How precisely do we successfully acquire justified belief from either the spoken or written word of others? This question is at the center of the epistemology of testimony, and the current philosophical literature contains only two general options for answering it: reductionism and nonreductionism. While reductionists argue that testimonial justification is reducible to sense perception, memory, and inductive inference, nonreductionists maintain that testimony is just as basic epistemically as these other sources. This chapter challenges the current terms of the debate by, first, showing that there are serious problems afflicting both reductionism and non-reductionism and by, second, suggesting an alternate, hybrid, view of testimonial justification.
|Original language||English (US)|
|Title of host publication||The Epistemology of Testimony|
|Publisher||Oxford University Press|
|State||Published - May 1 2010|

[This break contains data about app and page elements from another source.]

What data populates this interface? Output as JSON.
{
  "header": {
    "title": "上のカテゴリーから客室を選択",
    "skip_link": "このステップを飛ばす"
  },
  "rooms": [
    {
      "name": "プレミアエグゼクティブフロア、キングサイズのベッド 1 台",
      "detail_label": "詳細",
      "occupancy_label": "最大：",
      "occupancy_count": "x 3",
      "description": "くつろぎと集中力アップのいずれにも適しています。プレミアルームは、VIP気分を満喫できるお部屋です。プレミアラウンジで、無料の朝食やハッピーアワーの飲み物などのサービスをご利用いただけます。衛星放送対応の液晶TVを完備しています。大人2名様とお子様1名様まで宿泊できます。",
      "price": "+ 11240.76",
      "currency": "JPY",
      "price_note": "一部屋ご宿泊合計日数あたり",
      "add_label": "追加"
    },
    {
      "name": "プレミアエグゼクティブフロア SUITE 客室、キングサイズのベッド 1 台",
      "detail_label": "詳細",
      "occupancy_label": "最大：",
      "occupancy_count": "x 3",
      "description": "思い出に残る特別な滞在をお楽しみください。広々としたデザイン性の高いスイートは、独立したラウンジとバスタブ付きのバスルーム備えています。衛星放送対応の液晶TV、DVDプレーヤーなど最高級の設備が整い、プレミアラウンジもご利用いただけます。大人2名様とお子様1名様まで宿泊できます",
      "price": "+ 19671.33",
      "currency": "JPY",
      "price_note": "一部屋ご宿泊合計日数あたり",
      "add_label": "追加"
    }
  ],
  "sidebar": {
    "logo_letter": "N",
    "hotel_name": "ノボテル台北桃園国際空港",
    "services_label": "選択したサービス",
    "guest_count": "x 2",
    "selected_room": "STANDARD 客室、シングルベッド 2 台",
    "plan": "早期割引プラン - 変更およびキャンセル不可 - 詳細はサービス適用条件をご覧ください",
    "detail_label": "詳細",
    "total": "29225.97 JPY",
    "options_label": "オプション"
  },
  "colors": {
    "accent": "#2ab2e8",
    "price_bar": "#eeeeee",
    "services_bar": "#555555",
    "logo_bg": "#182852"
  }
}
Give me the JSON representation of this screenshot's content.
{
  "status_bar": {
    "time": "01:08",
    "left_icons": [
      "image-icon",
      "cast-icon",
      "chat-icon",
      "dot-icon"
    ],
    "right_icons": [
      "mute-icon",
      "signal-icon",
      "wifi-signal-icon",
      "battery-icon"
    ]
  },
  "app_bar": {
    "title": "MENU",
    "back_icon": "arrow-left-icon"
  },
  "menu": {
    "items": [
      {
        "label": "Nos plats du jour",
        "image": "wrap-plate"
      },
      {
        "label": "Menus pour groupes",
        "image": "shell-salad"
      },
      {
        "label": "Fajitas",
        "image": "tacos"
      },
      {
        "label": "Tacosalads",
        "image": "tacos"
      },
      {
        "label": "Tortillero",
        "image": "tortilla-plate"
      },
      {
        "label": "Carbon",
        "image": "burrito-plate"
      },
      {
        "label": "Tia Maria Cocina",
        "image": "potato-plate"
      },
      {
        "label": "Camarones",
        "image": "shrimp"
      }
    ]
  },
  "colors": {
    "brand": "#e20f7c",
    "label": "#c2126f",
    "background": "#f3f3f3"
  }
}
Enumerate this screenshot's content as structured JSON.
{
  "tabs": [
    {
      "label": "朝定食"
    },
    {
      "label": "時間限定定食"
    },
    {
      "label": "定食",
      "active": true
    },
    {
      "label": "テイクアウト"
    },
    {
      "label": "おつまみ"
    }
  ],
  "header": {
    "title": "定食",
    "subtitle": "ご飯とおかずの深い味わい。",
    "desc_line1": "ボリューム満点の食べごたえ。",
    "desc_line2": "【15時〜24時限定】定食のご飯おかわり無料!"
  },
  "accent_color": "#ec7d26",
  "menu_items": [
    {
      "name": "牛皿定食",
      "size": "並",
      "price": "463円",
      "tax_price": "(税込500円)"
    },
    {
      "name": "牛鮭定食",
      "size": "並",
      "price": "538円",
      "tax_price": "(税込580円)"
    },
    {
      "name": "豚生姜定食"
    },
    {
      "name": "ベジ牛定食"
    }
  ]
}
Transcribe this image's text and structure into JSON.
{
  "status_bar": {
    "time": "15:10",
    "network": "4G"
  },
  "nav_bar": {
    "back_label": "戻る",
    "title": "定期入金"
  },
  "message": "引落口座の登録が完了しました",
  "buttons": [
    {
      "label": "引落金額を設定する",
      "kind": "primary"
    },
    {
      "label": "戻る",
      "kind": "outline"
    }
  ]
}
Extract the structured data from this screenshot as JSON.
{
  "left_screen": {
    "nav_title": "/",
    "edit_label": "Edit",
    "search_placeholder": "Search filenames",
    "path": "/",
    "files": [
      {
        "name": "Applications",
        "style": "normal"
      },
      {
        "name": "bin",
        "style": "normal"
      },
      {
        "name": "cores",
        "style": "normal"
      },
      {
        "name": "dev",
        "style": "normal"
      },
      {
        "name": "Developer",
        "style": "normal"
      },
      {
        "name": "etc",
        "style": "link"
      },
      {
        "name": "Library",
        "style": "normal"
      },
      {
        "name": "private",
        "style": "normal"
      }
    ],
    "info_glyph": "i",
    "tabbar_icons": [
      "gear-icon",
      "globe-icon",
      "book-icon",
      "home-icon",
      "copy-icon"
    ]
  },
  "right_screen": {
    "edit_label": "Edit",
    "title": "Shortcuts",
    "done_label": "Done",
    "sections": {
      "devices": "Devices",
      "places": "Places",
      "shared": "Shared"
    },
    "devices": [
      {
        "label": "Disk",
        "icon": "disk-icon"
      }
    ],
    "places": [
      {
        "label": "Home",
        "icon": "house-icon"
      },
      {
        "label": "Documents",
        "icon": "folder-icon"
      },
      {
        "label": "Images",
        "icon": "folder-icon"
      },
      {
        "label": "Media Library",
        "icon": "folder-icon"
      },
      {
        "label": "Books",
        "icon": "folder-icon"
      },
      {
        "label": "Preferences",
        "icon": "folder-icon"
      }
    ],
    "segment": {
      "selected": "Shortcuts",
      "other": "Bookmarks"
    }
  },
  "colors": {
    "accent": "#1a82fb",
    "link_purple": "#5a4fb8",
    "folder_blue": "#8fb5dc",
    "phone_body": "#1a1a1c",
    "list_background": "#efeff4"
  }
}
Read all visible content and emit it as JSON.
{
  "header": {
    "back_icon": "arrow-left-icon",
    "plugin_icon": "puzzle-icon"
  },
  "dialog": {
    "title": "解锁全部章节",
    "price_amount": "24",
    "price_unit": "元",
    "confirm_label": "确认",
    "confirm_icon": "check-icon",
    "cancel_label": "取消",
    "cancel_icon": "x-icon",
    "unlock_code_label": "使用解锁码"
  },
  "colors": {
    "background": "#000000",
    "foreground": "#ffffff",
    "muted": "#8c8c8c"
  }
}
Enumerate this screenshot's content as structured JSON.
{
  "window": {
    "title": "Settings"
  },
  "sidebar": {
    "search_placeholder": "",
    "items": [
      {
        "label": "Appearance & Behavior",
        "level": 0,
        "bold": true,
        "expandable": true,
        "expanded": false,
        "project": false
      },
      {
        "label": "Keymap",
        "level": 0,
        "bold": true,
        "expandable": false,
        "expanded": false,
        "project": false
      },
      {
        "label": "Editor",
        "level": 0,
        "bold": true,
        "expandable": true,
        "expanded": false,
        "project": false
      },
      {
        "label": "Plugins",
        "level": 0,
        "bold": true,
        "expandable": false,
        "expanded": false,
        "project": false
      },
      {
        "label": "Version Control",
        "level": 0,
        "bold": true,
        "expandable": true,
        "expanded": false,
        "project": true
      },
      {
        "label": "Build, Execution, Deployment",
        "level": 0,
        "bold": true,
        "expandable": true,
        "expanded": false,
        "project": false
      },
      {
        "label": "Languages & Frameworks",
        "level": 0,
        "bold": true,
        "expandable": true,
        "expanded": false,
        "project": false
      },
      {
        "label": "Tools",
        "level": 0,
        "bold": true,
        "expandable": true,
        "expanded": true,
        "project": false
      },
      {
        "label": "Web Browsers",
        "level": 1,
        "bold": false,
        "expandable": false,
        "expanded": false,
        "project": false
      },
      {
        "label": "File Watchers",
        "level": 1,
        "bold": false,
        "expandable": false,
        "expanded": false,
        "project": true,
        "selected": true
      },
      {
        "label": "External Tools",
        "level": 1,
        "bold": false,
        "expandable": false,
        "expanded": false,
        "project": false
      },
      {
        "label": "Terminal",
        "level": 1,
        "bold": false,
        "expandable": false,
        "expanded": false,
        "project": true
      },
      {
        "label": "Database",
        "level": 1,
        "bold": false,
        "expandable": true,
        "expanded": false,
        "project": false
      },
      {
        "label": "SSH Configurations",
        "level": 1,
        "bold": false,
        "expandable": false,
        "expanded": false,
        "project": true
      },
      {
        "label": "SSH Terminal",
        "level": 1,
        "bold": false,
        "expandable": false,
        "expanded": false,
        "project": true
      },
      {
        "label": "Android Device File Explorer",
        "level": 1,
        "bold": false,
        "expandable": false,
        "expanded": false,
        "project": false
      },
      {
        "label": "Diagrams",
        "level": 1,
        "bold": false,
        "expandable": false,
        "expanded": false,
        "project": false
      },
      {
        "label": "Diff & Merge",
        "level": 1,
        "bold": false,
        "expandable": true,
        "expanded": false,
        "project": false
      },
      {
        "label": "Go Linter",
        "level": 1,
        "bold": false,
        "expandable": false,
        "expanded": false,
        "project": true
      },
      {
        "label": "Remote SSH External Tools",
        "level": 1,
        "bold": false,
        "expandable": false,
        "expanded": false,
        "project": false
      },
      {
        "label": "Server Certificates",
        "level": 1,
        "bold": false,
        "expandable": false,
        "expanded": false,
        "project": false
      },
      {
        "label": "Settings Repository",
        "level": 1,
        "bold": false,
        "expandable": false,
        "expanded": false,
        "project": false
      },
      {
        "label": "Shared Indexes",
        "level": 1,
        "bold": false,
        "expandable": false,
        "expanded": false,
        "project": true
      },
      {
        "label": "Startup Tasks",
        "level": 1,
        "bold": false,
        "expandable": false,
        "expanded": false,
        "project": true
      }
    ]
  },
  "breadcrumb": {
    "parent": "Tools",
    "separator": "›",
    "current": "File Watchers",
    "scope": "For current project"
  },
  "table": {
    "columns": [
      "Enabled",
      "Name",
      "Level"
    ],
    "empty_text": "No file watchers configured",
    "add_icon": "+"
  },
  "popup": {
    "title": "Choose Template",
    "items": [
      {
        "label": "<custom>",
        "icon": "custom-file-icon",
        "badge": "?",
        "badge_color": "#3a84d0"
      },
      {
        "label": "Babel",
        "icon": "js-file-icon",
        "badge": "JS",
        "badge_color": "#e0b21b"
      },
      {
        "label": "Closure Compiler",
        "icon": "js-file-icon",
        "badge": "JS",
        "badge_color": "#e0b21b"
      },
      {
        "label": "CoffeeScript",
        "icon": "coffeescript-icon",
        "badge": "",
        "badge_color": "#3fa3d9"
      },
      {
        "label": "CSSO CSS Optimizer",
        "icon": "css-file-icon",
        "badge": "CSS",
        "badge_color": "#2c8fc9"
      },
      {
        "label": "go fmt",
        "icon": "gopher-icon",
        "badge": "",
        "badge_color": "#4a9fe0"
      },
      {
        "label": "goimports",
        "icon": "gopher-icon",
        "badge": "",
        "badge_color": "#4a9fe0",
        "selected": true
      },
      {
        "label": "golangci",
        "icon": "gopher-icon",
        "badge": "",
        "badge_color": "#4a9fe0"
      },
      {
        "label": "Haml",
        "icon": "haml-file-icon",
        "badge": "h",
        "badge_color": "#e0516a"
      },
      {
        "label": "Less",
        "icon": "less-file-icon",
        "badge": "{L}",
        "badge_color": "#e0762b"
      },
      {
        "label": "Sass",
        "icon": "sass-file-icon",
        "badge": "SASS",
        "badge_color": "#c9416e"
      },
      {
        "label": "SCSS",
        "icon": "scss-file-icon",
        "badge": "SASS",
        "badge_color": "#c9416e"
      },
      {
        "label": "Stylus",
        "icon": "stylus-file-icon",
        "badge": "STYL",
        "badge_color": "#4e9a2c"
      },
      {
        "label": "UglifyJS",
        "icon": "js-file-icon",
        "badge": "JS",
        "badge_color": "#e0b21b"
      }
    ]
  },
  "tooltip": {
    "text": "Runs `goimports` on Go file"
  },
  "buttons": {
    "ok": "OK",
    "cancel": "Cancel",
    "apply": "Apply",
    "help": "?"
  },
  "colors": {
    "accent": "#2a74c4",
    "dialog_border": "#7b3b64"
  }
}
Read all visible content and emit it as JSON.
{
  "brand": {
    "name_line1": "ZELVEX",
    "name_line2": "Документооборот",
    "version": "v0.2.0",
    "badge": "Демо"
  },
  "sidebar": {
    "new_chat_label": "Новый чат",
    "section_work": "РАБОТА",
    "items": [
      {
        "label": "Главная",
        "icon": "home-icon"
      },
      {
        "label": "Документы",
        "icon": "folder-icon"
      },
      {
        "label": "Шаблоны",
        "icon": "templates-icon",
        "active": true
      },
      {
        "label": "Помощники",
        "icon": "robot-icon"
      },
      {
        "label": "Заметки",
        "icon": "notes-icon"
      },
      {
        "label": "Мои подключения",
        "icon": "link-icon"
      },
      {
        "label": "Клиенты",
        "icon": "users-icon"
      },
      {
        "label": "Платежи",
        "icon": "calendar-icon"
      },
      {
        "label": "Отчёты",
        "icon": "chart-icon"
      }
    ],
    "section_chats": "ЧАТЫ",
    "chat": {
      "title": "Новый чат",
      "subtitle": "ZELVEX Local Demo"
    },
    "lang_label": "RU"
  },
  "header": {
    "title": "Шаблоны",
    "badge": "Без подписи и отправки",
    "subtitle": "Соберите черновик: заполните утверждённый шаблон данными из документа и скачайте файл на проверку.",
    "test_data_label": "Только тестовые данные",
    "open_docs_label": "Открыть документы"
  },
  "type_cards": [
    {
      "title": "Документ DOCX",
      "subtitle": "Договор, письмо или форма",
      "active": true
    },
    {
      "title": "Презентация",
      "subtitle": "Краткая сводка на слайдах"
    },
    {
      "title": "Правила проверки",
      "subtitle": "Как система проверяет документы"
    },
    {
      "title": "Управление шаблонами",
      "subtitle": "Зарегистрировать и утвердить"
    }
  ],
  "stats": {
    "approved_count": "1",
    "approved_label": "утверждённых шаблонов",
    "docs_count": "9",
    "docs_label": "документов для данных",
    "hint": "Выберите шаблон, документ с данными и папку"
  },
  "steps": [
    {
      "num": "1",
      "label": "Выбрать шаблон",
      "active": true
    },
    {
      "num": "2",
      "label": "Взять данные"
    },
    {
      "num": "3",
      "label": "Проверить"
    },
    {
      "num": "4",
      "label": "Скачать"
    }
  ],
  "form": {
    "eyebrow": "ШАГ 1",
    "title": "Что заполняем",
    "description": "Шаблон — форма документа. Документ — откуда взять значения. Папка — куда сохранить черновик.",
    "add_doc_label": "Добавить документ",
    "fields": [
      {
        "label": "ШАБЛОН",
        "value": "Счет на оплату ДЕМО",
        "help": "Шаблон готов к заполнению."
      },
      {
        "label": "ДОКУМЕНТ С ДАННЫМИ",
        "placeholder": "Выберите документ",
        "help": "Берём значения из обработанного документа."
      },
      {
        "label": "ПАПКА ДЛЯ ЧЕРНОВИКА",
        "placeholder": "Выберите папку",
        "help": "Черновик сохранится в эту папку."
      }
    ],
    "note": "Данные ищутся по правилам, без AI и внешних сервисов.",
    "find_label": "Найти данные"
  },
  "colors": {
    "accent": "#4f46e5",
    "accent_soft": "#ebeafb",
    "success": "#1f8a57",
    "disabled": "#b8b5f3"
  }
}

- Testimonial justification
ASJC Scopus subject areas
- Arts and Humanities(all)